PROBLEM STATEMENT -> Repeat all of the data below word for word, keeping no images.
.....
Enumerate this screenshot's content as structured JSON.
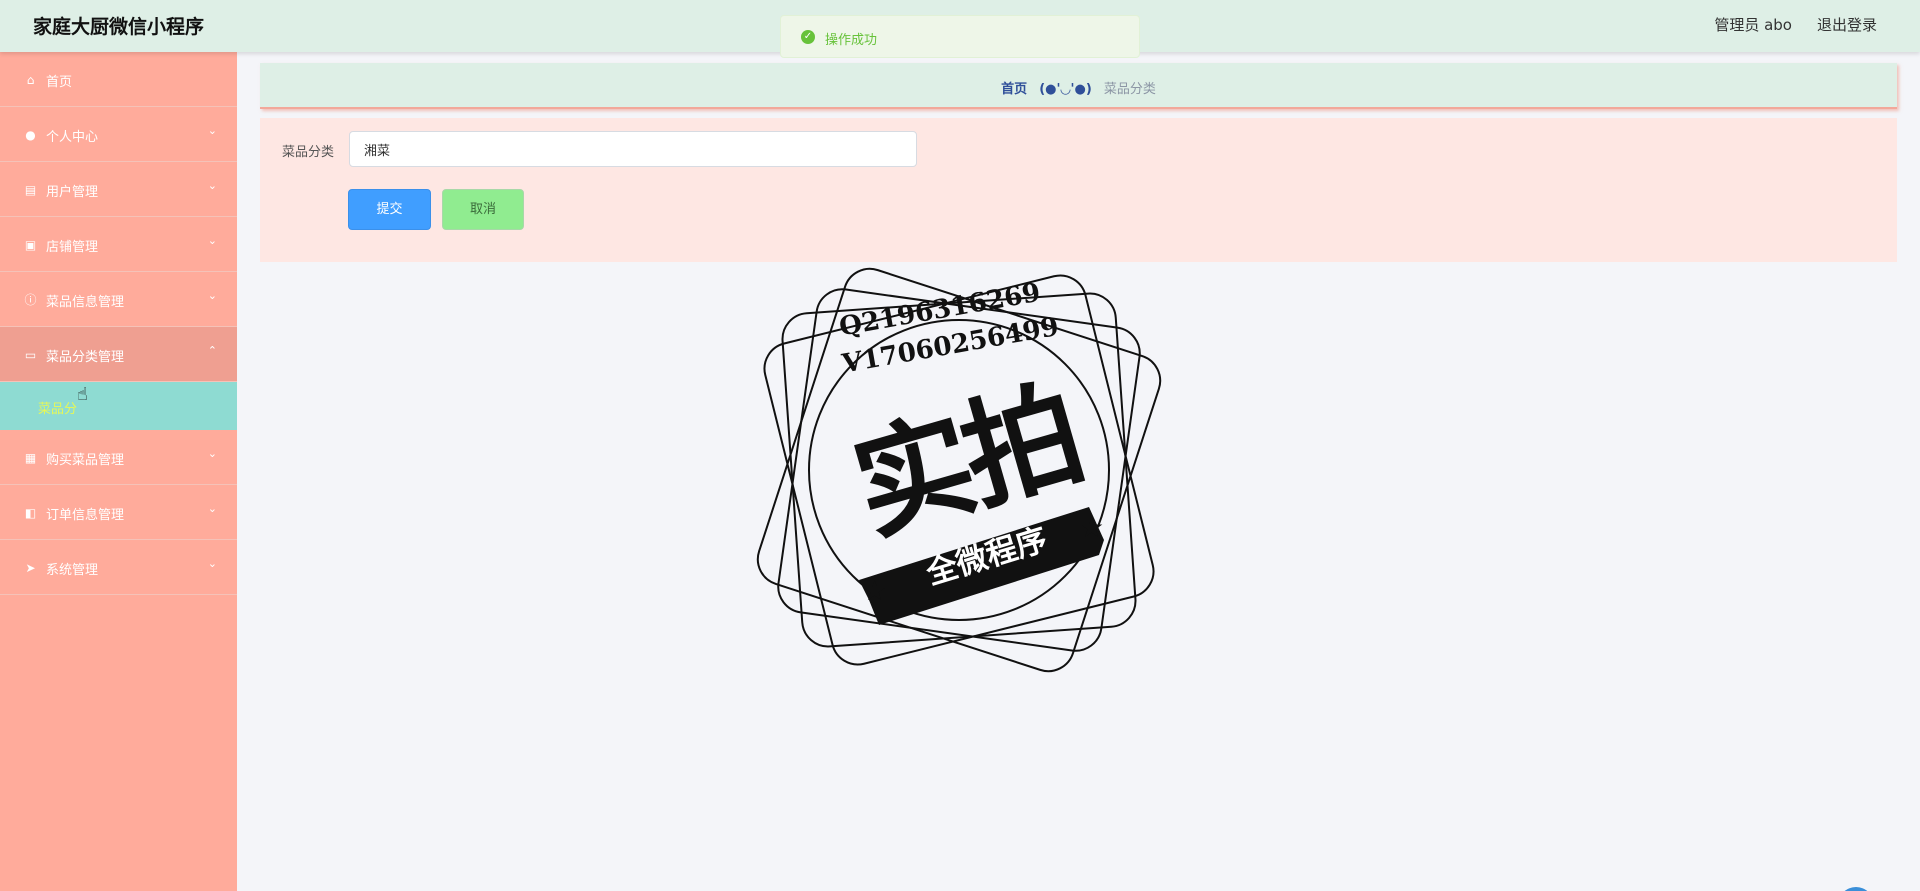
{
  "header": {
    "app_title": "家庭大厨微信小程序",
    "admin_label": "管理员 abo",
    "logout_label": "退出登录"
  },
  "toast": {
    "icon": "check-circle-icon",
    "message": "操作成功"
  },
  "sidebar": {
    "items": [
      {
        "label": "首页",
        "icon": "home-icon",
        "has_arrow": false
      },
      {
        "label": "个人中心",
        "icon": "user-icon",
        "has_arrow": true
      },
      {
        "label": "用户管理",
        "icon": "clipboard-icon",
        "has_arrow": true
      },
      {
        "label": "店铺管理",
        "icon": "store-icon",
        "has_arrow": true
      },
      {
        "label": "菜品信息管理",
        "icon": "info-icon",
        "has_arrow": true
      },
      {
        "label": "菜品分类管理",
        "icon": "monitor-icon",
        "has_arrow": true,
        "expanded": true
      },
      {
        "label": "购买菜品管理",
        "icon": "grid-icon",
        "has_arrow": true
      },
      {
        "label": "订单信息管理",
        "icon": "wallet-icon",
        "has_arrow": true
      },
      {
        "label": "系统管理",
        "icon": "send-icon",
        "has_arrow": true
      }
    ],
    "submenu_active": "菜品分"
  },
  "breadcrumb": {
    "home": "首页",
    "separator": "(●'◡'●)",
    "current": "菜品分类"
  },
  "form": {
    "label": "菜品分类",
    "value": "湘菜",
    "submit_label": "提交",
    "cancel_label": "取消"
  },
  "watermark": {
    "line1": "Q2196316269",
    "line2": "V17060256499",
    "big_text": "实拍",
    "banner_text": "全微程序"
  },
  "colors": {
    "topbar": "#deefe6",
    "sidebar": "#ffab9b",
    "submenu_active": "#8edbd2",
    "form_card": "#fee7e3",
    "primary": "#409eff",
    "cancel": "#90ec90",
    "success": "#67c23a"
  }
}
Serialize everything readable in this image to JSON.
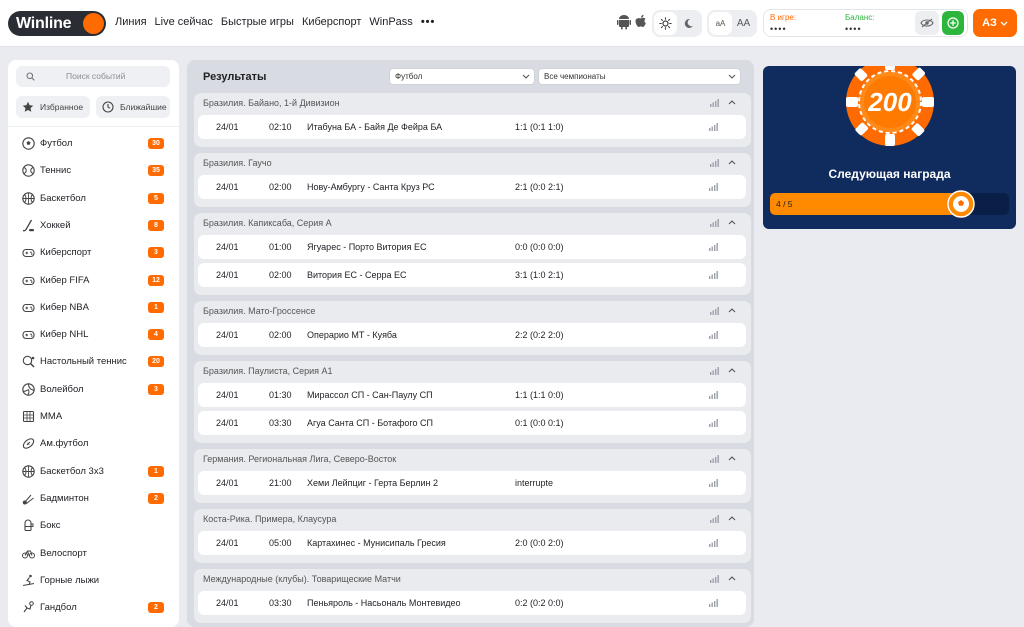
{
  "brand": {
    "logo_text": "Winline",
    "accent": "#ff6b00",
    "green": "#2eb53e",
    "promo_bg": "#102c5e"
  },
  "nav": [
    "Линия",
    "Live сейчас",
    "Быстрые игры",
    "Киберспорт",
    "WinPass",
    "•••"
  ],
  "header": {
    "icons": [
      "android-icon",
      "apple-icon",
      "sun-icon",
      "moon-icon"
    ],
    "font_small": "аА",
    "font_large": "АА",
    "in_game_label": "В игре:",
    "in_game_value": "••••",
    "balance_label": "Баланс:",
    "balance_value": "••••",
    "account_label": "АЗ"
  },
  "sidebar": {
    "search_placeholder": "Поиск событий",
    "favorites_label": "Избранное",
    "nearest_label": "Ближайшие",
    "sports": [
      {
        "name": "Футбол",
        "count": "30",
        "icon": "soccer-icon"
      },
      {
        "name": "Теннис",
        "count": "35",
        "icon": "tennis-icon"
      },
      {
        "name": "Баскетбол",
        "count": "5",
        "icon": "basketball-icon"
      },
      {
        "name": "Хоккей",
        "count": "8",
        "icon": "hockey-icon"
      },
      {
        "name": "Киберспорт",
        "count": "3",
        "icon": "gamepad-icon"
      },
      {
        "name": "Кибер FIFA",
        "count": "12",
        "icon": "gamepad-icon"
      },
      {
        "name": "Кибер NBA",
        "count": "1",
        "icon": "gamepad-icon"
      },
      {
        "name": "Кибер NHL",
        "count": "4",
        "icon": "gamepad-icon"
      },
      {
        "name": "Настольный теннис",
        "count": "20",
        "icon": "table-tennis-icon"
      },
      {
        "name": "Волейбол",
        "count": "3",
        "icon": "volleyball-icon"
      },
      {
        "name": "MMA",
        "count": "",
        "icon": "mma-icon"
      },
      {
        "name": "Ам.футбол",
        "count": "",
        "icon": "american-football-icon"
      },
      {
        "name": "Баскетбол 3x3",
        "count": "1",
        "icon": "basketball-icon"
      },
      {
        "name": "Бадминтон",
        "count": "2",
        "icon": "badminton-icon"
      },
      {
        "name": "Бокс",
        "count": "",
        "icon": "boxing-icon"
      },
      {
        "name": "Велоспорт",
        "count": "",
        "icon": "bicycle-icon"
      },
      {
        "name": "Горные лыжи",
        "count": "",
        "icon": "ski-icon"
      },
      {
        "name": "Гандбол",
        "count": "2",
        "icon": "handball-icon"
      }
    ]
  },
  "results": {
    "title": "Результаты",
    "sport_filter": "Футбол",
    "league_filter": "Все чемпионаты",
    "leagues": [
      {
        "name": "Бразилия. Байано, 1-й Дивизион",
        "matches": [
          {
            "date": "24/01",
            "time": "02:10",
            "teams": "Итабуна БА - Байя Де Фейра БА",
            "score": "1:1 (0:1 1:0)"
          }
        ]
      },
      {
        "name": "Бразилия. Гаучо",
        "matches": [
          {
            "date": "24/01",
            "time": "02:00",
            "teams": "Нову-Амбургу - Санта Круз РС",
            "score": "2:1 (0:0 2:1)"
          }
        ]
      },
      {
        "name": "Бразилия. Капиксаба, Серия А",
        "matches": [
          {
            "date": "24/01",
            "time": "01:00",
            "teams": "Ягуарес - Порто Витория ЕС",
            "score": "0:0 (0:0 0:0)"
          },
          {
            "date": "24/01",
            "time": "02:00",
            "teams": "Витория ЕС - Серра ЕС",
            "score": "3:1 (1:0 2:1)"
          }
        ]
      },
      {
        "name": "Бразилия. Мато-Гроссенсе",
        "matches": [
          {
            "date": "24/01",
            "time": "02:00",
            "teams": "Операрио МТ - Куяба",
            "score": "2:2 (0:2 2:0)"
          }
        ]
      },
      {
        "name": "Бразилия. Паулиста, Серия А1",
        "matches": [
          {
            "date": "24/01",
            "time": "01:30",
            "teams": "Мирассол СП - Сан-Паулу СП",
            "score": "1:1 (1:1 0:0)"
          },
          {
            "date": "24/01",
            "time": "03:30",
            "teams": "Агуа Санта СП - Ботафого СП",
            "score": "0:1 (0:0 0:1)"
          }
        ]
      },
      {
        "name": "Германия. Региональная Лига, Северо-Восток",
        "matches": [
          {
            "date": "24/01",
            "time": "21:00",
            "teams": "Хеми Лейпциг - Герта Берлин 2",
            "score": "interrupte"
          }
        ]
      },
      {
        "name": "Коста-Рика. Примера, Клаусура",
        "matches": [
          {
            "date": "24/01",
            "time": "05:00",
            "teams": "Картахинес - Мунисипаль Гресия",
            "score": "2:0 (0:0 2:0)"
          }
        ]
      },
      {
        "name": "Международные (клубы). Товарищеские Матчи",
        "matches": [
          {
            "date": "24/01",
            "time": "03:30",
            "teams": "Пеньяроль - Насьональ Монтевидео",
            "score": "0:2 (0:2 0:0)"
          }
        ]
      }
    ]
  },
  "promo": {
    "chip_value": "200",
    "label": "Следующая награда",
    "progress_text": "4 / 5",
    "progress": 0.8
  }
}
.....
YOUR RESPONSE ->
Enumerate this screenshot's content as structured JSON.
{
  "header": {
    "app_title": "家庭大厨微信小程序",
    "admin_label": "管理员 abo",
    "logout_label": "退出登录"
  },
  "toast": {
    "icon": "check-circle-icon",
    "message": "操作成功"
  },
  "sidebar": {
    "items": [
      {
        "label": "首页",
        "icon": "home-icon",
        "has_arrow": false
      },
      {
        "label": "个人中心",
        "icon": "user-icon",
        "has_arrow": true
      },
      {
        "label": "用户管理",
        "icon": "clipboard-icon",
        "has_arrow": true
      },
      {
        "label": "店铺管理",
        "icon": "store-icon",
        "has_arrow": true
      },
      {
        "label": "菜品信息管理",
        "icon": "info-icon",
        "has_arrow": true
      },
      {
        "label": "菜品分类管理",
        "icon": "monitor-icon",
        "has_arrow": true,
        "expanded": true
      },
      {
        "label": "购买菜品管理",
        "icon": "grid-icon",
        "has_arrow": true
      },
      {
        "label": "订单信息管理",
        "icon": "wallet-icon",
        "has_arrow": true
      },
      {
        "label": "系统管理",
        "icon": "send-icon",
        "has_arrow": true
      }
    ],
    "submenu_active": "菜品分"
  },
  "breadcrumb": {
    "home": "首页",
    "separator": "(●'◡'●)",
    "current": "菜品分类"
  },
  "form": {
    "label": "菜品分类",
    "value": "湘菜",
    "submit_label": "提交",
    "cancel_label": "取消"
  },
  "watermark": {
    "line1": "Q2196316269",
    "line2": "V17060256499",
    "big_text": "实拍",
    "banner_text": "全微程序"
  },
  "colors": {
    "topbar": "#deefe6",
    "sidebar": "#ffab9b",
    "submenu_active": "#8edbd2",
    "form_card": "#fee7e3",
    "primary": "#409eff",
    "cancel": "#90ec90",
    "success": "#67c23a"
  }
}
Serialize everything readable in this image to JSON.
{
  "brand": {
    "logo_text": "Winline",
    "accent": "#ff6b00",
    "green": "#2eb53e",
    "promo_bg": "#102c5e"
  },
  "nav": [
    "Линия",
    "Live сейчас",
    "Быстрые игры",
    "Киберспорт",
    "WinPass",
    "•••"
  ],
  "header": {
    "icons": [
      "android-icon",
      "apple-icon",
      "sun-icon",
      "moon-icon"
    ],
    "font_small": "аА",
    "font_large": "АА",
    "in_game_label": "В игре:",
    "in_game_value": "••••",
    "balance_label": "Баланс:",
    "balance_value": "••••",
    "account_label": "АЗ"
  },
  "sidebar": {
    "search_placeholder": "Поиск событий",
    "favorites_label": "Избранное",
    "nearest_label": "Ближайшие",
    "sports": [
      {
        "name": "Футбол",
        "count": "30",
        "icon": "soccer-icon"
      },
      {
        "name": "Теннис",
        "count": "35",
        "icon": "tennis-icon"
      },
      {
        "name": "Баскетбол",
        "count": "5",
        "icon": "basketball-icon"
      },
      {
        "name": "Хоккей",
        "count": "8",
        "icon": "hockey-icon"
      },
      {
        "name": "Киберспорт",
        "count": "3",
        "icon": "gamepad-icon"
      },
      {
        "name": "Кибер FIFA",
        "count": "12",
        "icon": "gamepad-icon"
      },
      {
        "name": "Кибер NBA",
        "count": "1",
        "icon": "gamepad-icon"
      },
      {
        "name": "Кибер NHL",
        "count": "4",
        "icon": "gamepad-icon"
      },
      {
        "name": "Настольный теннис",
        "count": "20",
        "icon": "table-tennis-icon"
      },
      {
        "name": "Волейбол",
        "count": "3",
        "icon": "volleyball-icon"
      },
      {
        "name": "MMA",
        "count": "",
        "icon": "mma-icon"
      },
      {
        "name": "Ам.футбол",
        "count": "",
        "icon": "american-football-icon"
      },
      {
        "name": "Баскетбол 3x3",
        "count": "1",
        "icon": "basketball-icon"
      },
      {
        "name": "Бадминтон",
        "count": "2",
        "icon": "badminton-icon"
      },
      {
        "name": "Бокс",
        "count": "",
        "icon": "boxing-icon"
      },
      {
        "name": "Велоспорт",
        "count": "",
        "icon": "bicycle-icon"
      },
      {
        "name": "Горные лыжи",
        "count": "",
        "icon": "ski-icon"
      },
      {
        "name": "Гандбол",
        "count": "2",
        "icon": "handball-icon"
      }
    ]
  },
  "results": {
    "title": "Результаты",
    "sport_filter": "Футбол",
    "league_filter": "Все чемпионаты",
    "leagues": [
      {
        "name": "Бразилия. Байано, 1-й Дивизион",
        "matches": [
          {
            "date": "24/01",
            "time": "02:10",
            "teams": "Итабуна БА - Байя Де Фейра БА",
            "score": "1:1 (0:1 1:0)"
          }
        ]
      },
      {
        "name": "Бразилия. Гаучо",
        "matches": [
          {
            "date": "24/01",
            "time": "02:00",
            "teams": "Нову-Амбургу - Санта Круз РС",
            "score": "2:1 (0:0 2:1)"
          }
        ]
      },
      {
        "name": "Бразилия. Капиксаба, Серия А",
        "matches": [
          {
            "date": "24/01",
            "time": "01:00",
            "teams": "Ягуарес - Порто Витория ЕС",
            "score": "0:0 (0:0 0:0)"
          },
          {
            "date": "24/01",
            "time": "02:00",
            "teams": "Витория ЕС - Серра ЕС",
            "score": "3:1 (1:0 2:1)"
          }
        ]
      },
      {
        "name": "Бразилия. Мато-Гроссенсе",
        "matches": [
          {
            "date": "24/01",
            "time": "02:00",
            "teams": "Операрио МТ - Куяба",
            "score": "2:2 (0:2 2:0)"
          }
        ]
      },
      {
        "name": "Бразилия. Паулиста, Серия А1",
        "matches": [
          {
            "date": "24/01",
            "time": "01:30",
            "teams": "Мирассол СП - Сан-Паулу СП",
            "score": "1:1 (1:1 0:0)"
          },
          {
            "date": "24/01",
            "time": "03:30",
            "teams": "Агуа Санта СП - Ботафого СП",
            "score": "0:1 (0:0 0:1)"
          }
        ]
      },
      {
        "name": "Германия. Региональная Лига, Северо-Восток",
        "matches": [
          {
            "date": "24/01",
            "time": "21:00",
            "teams": "Хеми Лейпциг - Герта Берлин 2",
            "score": "interrupte"
          }
        ]
      },
      {
        "name": "Коста-Рика. Примера, Клаусура",
        "matches": [
          {
            "date": "24/01",
            "time": "05:00",
            "teams": "Картахинес - Мунисипаль Гресия",
            "score": "2:0 (0:0 2:0)"
          }
        ]
      },
      {
        "name": "Международные (клубы). Товарищеские Матчи",
        "matches": [
          {
            "date": "24/01",
            "time": "03:30",
            "teams": "Пеньяроль - Насьональ Монтевидео",
            "score": "0:2 (0:2 0:0)"
          }
        ]
      }
    ]
  },
  "promo": {
    "chip_value": "200",
    "label": "Следующая награда",
    "progress_text": "4 / 5",
    "progress": 0.8
  }
}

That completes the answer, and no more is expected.